Assignment:
Using the material below, work out how many lines contain the word "Object". Reply with the number and nothing more.

---------------

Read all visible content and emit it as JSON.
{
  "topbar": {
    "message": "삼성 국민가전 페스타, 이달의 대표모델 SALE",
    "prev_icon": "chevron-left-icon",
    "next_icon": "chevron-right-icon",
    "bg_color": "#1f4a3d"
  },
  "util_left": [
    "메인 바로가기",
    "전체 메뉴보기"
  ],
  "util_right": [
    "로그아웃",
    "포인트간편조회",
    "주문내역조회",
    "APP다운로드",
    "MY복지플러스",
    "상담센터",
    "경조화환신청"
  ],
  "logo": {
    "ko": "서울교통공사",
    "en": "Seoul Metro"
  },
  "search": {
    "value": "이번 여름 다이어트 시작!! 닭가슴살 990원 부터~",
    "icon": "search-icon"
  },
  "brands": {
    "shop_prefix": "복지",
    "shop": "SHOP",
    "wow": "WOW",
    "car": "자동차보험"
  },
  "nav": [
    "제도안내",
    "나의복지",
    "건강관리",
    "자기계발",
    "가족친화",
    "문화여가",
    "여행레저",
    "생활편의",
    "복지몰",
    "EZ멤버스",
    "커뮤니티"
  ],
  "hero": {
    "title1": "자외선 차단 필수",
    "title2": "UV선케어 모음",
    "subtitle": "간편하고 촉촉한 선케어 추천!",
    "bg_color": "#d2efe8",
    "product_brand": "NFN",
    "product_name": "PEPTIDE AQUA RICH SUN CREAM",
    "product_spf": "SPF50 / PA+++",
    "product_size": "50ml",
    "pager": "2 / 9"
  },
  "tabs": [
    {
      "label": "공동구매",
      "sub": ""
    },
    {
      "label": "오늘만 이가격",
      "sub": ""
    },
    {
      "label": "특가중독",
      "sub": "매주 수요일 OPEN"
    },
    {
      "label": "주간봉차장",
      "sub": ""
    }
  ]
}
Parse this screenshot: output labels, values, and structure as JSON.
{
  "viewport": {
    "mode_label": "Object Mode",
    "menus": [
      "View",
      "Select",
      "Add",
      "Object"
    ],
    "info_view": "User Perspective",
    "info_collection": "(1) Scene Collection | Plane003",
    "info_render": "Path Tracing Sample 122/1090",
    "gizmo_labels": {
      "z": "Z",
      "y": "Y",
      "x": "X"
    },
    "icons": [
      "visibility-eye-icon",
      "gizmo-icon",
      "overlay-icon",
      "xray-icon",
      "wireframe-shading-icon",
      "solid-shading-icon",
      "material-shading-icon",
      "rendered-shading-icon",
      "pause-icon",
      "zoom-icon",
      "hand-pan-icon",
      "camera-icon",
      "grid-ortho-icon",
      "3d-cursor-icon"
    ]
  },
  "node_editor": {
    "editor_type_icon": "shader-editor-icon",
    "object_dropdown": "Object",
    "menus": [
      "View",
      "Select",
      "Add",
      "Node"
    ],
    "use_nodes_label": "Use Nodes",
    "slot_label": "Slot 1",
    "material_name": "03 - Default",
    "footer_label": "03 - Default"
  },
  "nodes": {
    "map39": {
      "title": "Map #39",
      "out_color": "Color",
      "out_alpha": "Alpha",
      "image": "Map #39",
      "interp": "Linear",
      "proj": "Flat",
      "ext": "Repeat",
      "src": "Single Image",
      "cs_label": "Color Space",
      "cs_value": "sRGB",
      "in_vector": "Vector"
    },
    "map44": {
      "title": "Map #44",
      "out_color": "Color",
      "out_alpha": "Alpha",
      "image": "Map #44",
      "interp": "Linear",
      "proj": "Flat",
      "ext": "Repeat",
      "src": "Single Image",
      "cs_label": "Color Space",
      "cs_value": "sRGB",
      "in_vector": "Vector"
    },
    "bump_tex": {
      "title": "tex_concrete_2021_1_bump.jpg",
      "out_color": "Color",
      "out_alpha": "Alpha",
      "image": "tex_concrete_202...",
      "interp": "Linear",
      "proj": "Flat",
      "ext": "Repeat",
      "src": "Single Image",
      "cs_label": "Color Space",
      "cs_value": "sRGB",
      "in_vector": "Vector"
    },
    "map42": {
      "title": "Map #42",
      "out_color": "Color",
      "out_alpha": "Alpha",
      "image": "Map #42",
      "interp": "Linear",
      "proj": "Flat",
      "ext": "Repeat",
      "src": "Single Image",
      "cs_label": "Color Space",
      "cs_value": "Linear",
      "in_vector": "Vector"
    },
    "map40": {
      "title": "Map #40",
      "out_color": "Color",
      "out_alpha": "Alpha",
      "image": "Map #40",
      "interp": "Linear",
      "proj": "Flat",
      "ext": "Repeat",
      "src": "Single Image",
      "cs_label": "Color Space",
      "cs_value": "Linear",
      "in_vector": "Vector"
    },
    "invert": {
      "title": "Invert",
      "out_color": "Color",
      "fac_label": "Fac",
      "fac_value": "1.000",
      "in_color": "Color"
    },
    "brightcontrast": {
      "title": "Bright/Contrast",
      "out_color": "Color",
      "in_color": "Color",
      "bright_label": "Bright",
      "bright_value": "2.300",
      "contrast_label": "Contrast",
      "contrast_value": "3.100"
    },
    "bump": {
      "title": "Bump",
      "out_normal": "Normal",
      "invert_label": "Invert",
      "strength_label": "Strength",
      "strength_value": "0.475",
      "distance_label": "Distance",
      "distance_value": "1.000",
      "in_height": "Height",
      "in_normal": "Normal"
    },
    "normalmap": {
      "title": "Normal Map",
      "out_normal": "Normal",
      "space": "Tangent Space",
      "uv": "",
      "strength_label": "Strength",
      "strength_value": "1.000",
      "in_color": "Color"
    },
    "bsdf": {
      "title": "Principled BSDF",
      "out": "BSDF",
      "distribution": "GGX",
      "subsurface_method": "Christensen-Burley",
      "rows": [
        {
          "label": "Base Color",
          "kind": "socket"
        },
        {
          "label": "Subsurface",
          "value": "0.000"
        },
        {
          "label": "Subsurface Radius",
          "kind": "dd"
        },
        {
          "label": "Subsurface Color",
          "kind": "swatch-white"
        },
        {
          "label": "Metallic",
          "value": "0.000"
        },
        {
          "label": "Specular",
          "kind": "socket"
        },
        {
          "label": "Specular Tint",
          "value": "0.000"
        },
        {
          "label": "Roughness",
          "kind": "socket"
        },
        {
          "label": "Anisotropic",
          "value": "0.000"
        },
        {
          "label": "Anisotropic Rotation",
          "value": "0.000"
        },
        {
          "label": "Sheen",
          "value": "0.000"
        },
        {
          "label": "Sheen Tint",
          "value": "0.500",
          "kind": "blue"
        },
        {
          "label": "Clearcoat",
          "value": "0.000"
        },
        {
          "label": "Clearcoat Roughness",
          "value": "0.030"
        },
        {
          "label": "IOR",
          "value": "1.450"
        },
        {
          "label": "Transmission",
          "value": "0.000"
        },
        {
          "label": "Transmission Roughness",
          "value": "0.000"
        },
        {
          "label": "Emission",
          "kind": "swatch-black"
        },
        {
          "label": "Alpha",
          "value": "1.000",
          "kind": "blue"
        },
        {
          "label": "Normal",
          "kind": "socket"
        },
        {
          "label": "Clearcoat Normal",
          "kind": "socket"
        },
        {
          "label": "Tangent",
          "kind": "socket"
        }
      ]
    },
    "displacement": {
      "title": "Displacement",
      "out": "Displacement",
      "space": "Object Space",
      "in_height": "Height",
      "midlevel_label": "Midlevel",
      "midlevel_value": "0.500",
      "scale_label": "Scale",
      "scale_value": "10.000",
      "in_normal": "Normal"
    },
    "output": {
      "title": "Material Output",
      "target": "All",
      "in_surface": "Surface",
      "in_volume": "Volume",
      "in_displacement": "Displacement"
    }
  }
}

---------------

Result of the task:
4